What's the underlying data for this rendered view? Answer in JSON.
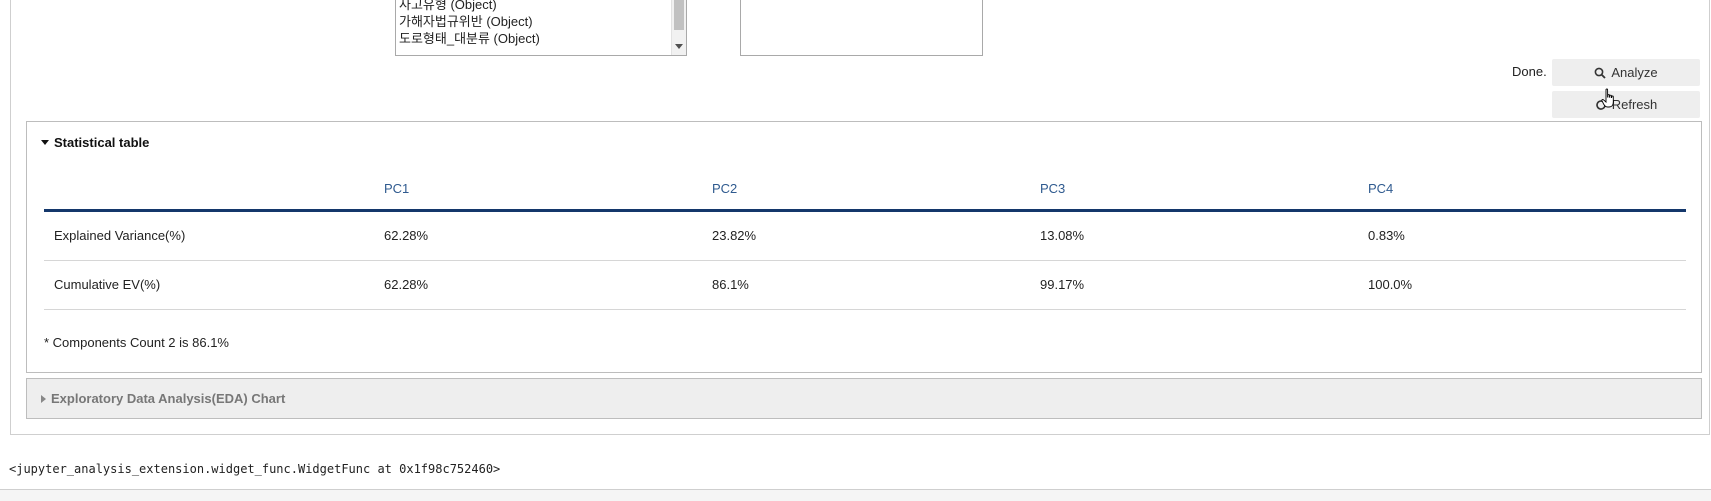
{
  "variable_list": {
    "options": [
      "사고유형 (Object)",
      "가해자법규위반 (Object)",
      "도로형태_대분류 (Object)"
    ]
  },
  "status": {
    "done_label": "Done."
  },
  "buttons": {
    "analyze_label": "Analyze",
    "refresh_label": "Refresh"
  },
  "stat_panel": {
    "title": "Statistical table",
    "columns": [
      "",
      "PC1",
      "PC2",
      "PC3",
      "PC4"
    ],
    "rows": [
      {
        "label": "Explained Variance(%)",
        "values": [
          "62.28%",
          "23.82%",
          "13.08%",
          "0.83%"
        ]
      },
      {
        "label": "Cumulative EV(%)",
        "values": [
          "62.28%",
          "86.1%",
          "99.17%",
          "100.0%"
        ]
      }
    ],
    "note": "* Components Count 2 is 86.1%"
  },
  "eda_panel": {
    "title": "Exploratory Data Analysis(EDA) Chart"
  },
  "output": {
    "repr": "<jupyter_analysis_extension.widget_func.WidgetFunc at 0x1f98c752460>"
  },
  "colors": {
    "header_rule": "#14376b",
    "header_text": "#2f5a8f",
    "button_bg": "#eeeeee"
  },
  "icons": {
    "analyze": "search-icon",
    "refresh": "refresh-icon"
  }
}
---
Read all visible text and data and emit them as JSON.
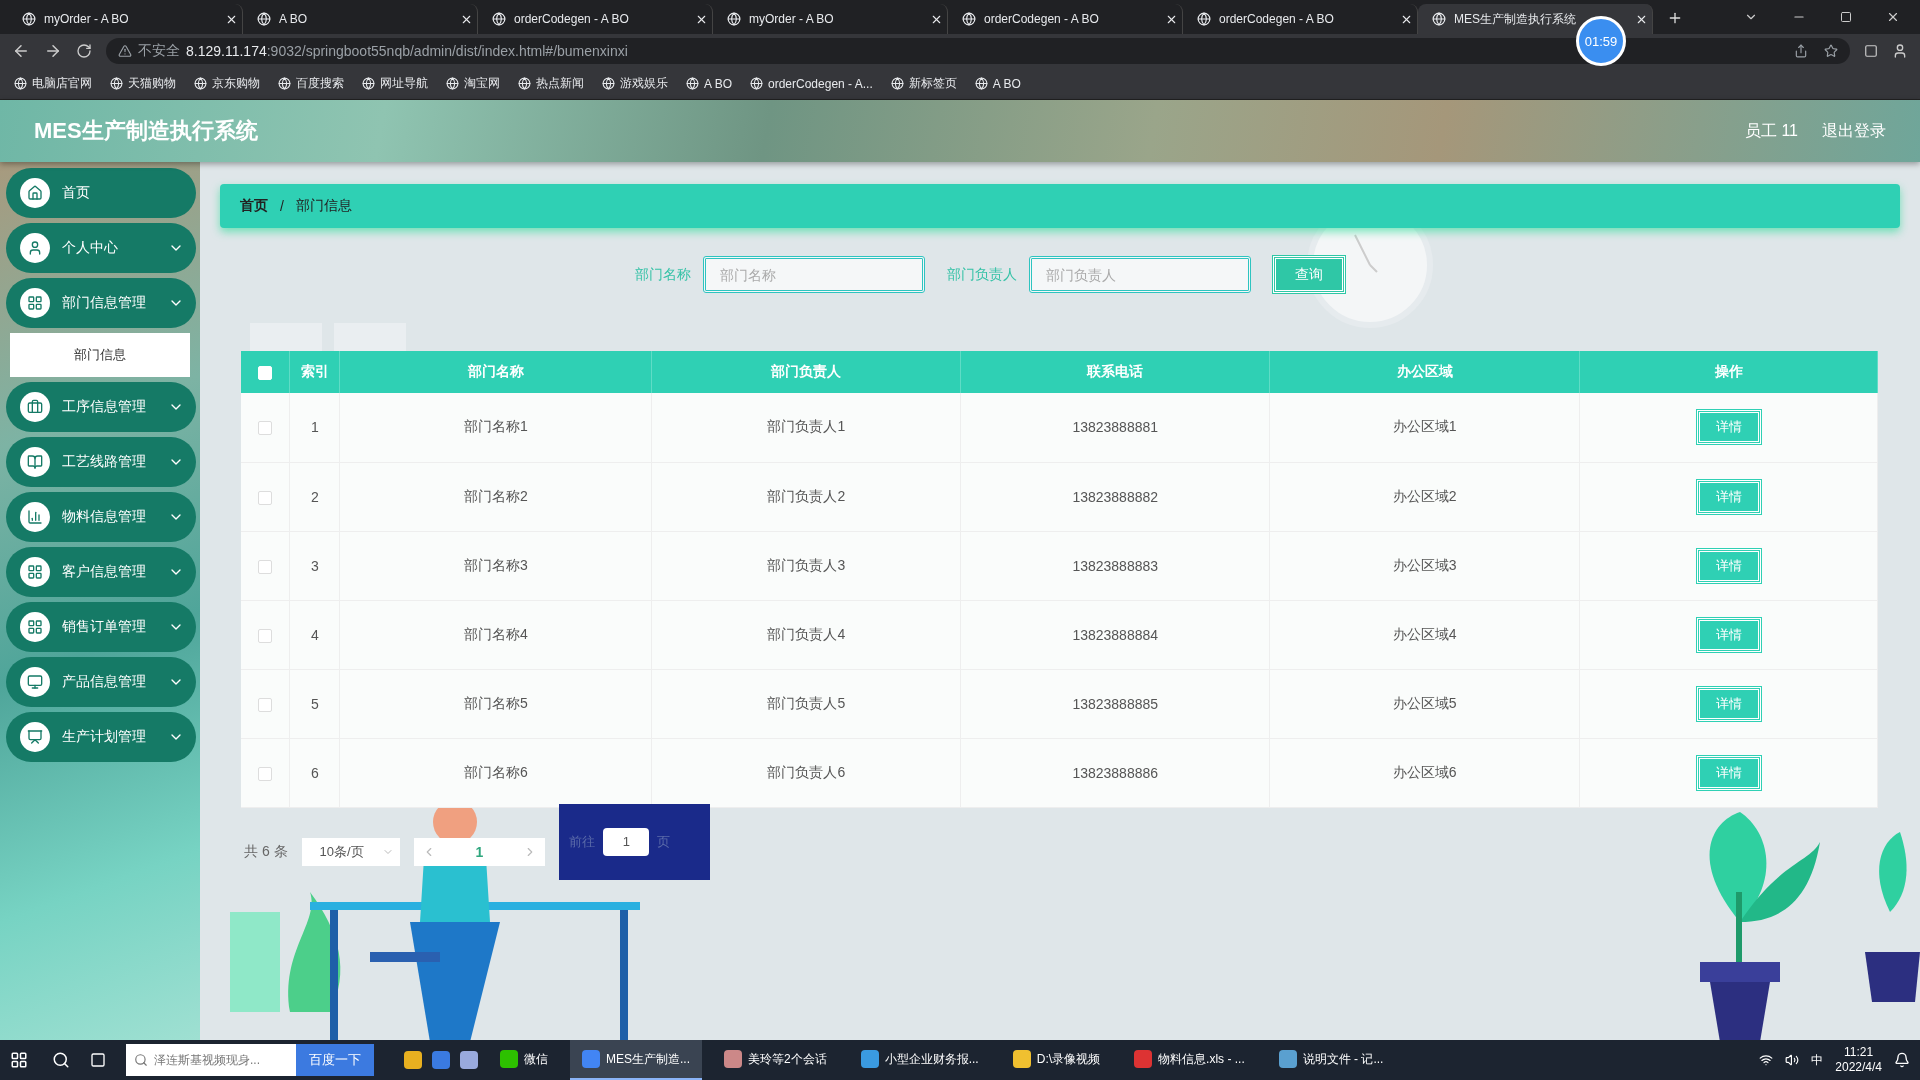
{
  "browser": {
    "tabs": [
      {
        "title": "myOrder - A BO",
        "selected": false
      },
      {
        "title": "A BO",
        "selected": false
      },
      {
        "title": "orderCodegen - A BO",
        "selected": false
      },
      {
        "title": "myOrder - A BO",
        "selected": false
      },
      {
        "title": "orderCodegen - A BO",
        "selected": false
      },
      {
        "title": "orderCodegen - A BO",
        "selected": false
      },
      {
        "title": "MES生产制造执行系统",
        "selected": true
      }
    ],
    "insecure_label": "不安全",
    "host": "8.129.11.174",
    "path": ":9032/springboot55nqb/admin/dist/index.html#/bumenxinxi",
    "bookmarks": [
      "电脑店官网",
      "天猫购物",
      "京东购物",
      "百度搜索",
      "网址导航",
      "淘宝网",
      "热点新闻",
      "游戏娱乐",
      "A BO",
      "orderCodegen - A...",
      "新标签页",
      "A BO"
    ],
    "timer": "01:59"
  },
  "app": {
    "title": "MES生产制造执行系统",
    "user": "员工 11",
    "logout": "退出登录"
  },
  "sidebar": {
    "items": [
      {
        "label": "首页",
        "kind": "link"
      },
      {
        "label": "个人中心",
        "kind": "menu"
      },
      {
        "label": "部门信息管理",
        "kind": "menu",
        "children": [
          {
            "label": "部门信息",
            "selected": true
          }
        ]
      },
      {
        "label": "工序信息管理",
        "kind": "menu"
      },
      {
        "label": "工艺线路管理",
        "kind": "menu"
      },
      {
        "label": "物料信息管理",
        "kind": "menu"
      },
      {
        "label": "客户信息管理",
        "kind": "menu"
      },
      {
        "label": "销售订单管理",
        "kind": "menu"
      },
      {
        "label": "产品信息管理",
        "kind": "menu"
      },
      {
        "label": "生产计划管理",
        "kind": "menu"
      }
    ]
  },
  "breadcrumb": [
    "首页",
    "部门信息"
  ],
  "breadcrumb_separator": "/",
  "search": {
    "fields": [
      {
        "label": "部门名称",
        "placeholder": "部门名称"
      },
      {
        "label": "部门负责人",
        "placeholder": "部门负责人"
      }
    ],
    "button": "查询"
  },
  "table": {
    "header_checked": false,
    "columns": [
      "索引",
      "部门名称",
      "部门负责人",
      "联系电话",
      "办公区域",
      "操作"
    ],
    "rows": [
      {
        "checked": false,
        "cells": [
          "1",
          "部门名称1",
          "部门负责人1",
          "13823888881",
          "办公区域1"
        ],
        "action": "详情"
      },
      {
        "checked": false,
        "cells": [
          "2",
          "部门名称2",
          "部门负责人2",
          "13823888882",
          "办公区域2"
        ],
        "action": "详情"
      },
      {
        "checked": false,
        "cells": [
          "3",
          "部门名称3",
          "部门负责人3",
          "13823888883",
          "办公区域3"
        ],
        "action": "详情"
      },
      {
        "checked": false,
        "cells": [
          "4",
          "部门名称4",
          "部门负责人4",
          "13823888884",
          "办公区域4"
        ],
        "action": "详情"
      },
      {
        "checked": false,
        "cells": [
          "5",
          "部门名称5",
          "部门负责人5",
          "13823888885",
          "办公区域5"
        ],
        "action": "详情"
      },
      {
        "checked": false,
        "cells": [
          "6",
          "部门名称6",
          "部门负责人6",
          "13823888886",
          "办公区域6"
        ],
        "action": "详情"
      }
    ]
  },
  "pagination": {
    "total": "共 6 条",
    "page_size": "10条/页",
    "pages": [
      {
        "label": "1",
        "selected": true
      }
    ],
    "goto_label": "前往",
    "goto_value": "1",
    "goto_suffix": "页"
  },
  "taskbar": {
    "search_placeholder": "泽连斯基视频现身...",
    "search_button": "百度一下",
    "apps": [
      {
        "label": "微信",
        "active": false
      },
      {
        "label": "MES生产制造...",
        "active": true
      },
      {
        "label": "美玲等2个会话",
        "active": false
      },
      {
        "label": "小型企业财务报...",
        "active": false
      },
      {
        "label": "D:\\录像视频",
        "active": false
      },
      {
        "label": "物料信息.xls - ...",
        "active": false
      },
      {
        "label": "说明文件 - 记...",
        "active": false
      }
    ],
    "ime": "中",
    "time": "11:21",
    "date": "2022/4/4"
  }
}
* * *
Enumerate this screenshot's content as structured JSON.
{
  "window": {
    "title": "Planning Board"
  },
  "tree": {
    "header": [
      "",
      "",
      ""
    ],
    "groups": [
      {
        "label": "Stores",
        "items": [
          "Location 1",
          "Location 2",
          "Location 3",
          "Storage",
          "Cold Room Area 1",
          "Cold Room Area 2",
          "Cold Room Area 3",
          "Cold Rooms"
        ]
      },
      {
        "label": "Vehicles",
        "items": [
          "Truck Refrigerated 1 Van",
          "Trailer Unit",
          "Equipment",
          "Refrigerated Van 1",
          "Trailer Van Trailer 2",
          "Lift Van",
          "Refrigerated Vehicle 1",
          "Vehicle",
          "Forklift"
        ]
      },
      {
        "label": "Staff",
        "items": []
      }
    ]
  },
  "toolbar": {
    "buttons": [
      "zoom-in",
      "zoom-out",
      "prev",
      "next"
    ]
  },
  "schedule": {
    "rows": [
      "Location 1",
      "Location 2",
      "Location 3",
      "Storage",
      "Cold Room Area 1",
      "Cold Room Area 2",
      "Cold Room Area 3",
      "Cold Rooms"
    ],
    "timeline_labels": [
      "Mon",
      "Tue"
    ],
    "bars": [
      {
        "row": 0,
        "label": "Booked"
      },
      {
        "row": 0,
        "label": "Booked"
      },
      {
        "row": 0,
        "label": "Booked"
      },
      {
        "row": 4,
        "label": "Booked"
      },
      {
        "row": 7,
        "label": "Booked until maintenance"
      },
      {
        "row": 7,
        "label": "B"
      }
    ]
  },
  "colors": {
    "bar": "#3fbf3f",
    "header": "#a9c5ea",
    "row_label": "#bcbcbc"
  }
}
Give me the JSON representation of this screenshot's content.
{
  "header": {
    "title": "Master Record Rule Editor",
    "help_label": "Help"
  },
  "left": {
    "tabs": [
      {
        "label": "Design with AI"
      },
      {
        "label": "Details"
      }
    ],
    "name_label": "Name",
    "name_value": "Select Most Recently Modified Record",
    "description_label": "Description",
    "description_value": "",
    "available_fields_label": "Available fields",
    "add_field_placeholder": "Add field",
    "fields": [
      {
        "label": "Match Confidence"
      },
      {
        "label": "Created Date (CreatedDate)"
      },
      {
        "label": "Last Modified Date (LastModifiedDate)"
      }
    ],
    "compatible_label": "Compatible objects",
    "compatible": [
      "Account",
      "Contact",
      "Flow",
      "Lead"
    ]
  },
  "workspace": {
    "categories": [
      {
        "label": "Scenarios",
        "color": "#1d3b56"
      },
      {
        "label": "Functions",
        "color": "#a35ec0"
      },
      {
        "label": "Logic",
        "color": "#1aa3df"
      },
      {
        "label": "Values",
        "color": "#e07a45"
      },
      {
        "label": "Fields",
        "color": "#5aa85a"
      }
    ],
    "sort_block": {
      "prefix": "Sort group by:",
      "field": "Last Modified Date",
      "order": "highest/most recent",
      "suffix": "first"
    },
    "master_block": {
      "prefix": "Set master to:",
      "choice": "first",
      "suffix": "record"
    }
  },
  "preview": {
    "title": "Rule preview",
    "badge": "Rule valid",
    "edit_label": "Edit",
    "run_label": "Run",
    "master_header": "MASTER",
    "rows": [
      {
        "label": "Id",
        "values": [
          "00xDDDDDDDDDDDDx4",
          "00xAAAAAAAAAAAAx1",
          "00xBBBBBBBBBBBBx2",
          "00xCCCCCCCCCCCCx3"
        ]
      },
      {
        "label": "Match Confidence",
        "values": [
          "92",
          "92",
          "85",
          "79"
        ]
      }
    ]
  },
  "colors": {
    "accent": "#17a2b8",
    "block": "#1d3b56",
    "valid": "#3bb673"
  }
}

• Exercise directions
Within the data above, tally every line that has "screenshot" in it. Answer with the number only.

• Solution below
2